Posted on 12/07/10 in Blog
Last week the press was outraged by the story of parents who let their two young children cycle to school unsupervised in an attempt to recreate the freedoms that they themselves had had as children.
Every parent has a view on a subject like this and each is as valid as the next because the amount of independence that we allow our children varies on an individual basis. Parents take all kind of factors in to account when making decisions like that.
The nature of the children has to come pretty close to the top of the list. Every mother knows which of her children can be trusted to undertake an independent adventure without mishap and which is likely to run into bother.
Secondly there is the environment in which the children are being brought up. I read an article by a mother who said that she couldn’t understand the fuss as she gave her children every freedom to assist them in their path through life. But then they were living on a farm in Glamorgan. This might be seen by many as an environment in which children were less likely to run into danger than in, say, a busy suburb unless, of course, you count being run over by a tractor or trampled to death by a herd of cows.
Thirdly, I think parents are very much influenced by their own upbringing. Either they copy their own parents’ style or they act in a manner diametrically opposed to how they were brought up. Either way, their own childhood is an important factor in deciding what is best for their offspring.
I wouldn’t let my children cycle to school at 5 and 8 but I do believe that now, at 6 and 7, they would be perfectly capable of getting themselves safely to school. It’s an easy run on relatively quiet roads with plenty of other people about to keep an eye on them.
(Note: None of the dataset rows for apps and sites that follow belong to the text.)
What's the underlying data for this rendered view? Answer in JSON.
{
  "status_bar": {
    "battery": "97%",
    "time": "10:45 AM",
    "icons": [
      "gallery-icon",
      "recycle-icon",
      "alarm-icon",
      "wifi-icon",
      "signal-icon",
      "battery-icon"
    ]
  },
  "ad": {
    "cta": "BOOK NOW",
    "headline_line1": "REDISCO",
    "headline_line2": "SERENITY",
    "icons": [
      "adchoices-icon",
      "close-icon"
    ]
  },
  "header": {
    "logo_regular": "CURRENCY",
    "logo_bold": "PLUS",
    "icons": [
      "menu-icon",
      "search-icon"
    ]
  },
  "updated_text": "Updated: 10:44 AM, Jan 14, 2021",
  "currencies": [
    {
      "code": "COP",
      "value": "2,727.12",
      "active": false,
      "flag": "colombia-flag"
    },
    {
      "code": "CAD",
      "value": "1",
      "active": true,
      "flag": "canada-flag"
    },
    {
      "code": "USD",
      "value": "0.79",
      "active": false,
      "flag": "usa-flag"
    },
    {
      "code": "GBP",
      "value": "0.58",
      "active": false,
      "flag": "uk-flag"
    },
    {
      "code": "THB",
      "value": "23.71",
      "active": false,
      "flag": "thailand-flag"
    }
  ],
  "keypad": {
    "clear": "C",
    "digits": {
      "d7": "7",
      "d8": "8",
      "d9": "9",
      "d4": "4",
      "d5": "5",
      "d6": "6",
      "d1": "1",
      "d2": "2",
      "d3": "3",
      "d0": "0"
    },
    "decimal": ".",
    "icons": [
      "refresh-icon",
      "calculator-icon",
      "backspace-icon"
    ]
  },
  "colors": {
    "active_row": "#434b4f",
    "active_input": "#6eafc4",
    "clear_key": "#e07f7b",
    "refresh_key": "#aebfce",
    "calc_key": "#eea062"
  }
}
But I feel no need to do that. There are plenty of other, less controversial ways in which I can begin to let them explore their independence. Allowing them to play unsupervised at home for prolonged periods might sound like I am shirking my parental responsibilities but actually I think it’s quite the reverse. They have to fire their own imaginations, solve problems for themselves and sort out their own battles. A teacher recently told us how well our daughter had performed as Chair in a debate at school as she had allowed everyone a chance to speak. I wonder where she learnt that life skill?
When we walk to places I now no longer worry if I can’t see them every second. If they dart behind a tree or run on ahead I don’t chase after them. I know that they will not go far. Their own sense of self preservation prevents them taking too many risks. They just push their freedom to the place where they are comfortable with it and generally they share that place with me.
How much you allow your children to do on their own is very personal and I try hard not to comment when people make decisions that are very different to mine, both liberal or controlling. I was surprised by the story in the press and it isn’t something that I would have chosen to do but if the parents concerned made the decision after careful consideration of all the options, who am I to challenge it? And what right has anyone to challenge my decisions? Some will say that this freedom put the children in danger. The parents clearly thought not. Who is right? Who can say?